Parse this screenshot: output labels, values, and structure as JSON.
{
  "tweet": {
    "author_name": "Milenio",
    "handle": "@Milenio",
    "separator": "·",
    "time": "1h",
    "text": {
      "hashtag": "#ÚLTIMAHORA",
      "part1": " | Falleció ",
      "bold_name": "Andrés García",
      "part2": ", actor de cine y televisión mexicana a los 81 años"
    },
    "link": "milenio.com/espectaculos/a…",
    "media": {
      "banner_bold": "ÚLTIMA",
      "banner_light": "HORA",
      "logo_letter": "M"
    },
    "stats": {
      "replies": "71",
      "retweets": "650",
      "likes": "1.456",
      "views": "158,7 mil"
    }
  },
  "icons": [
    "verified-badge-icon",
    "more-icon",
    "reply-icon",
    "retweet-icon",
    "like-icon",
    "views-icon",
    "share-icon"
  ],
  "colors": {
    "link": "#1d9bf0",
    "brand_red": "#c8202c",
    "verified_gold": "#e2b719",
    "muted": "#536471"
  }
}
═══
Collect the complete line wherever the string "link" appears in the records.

Task answer>
    "link": "milenio.com/espectaculos/a…",
    "link": "#1d9bf0",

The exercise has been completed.